Fleuders make several variations on an odd, grumbly-grindy noise, mostly heard as expressions of alarm or disgust.

They eat leaf detritus, and are often seen scrabbling about under the decaying leaves of the northern cabbage palm, but they aren’t particularly picky. While they do quite well in captivity, most folk agree that the only almost-interesting thing a fleuder does is scrabble about in the dirt. Most pet fleuders end up living in their owners’ gardens under a convenient bush…

Rumor has it that fleuders weren’t an original part of creation, but were created from other sources by the black sorceress Gunhild. They might have been one of her earlier efforts; a mad sort of combination of sea urchin, star fish (for the extra legs), and guinea pig.

Whether or not they were created by the sorceress, fleuders appear to be wholly harmless aside from their tendency to breed like rabbits.

Fleuder terms:

1 fleuder
2 fleuderkind
fleuderma (female)
fleuderpa (male)
fleuderlings (baby fleuders)
an ingratitude = a group of fleuders
an exodus = a significantly sized group of fleuders bent on crawling or falling into moving water, especially the sea.

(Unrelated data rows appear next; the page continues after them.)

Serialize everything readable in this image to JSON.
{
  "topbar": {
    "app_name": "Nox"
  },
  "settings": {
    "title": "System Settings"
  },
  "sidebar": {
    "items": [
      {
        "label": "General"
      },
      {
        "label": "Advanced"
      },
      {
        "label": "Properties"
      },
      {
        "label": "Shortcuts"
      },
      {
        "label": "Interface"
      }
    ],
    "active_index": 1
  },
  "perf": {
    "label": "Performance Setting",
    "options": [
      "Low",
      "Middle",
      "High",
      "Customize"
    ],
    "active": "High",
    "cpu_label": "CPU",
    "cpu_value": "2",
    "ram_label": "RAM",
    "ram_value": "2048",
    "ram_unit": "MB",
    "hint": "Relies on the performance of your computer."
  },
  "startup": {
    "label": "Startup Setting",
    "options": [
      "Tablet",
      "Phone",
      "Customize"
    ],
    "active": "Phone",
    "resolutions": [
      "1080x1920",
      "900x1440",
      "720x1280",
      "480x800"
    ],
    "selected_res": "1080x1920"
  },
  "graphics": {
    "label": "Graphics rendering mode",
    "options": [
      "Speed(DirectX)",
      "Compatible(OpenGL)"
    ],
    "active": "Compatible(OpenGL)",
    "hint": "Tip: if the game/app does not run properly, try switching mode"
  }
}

Adventures With Crutches

Reposted from May 17, 2013:

I’m not a very big fan of loud noises, bright lights, or a big crowd. This is a good thing, because I have chemical sensitivities, and tend to have negative medical reactions to the toxic chemical concoctions people wear on their hair and bodies, and wash their clothes with these days…and I should probably not mention cigarette smoke…

But my life is FAR from boring!

Take last night, for instance…

What was supposed to be a quick break between stacks of homework for my daughter (and a break for me from writing and other tasks), for a picnic in the park with a small group of family and friends turned into a trip to the emergency room complete with x-rays and the need to find a pair of crutches!

It could have been worse. I expected the waiting room to be full, but it was empty. I expected we would be sitting there until the wee hours of the morning, but we were in and out by her bedtime (a personal record at that particular ER), although logistics at home still pushed lights out to later than I would have liked.

Life’s just like that when you have kids! It’s impossible to keep them out of trouble. It doesn’t matter what you’re doing; if there is a disaster to be found, they will find it! Parents try to keep their kids safe and healthy (and in one piece), but we also know that too much coddling is unhealthy. Besides, if we don’t let them learn where they’re likely to get into trouble, our kids don’t add to their experience or learn the need for taking care when our backs are turned.

I expect my daughter to eventually grow out of this stage of being so disaster-prone.

Meanwhile, I have said she has to pick her climbing trees a little more carefully from here on out. And yes, fishing would have probably been a much better idea. (but with our luck, we might have still wound up in the ER on account of a fish-hook).

And somewhere, somehow, I am going to write my daughter’s many escapades into one of my books…

Writing Assignment

Reposted from May 13, 2013:

A cicada shell makes a great metaphor for a car–

My daughter sent me a creative writing assignment to print (her computer and the printer don’t like each other). This little story was so good, that I thought I would share it with you.

First comes the hesitant entering of the giant’s rusty square mouth. You can see the giant’s drool spurting upward as the bug that contains you shyly creeps into the awaiting jaws. The bug is suddenly jerked forward, and the metal lips jam shut behind you. The bug stops in the semi-darkness. The bug’s glass eyes are cold to the touch.

Something before you starts moving. Spittle washes over the metal exterior of your bug, and you scream. Then, a tongue with long, thin, rubbery tentacles slaps the eyes and body of your bug. Everything stops. The bug, still alive, crawls forward, carefully, inch by inch. An opening appears ahead, flooding the darkness with light. The bug quickens its pace, and is instantly blasted with warm air. The bug leaps for the opening, jolting you inside it. It shakes off the spit and scurries away, frightened as much as you. Another adventure, another day ended.

Wasn’t that fantastic writing? If you like it, please leave a comment. Thanks!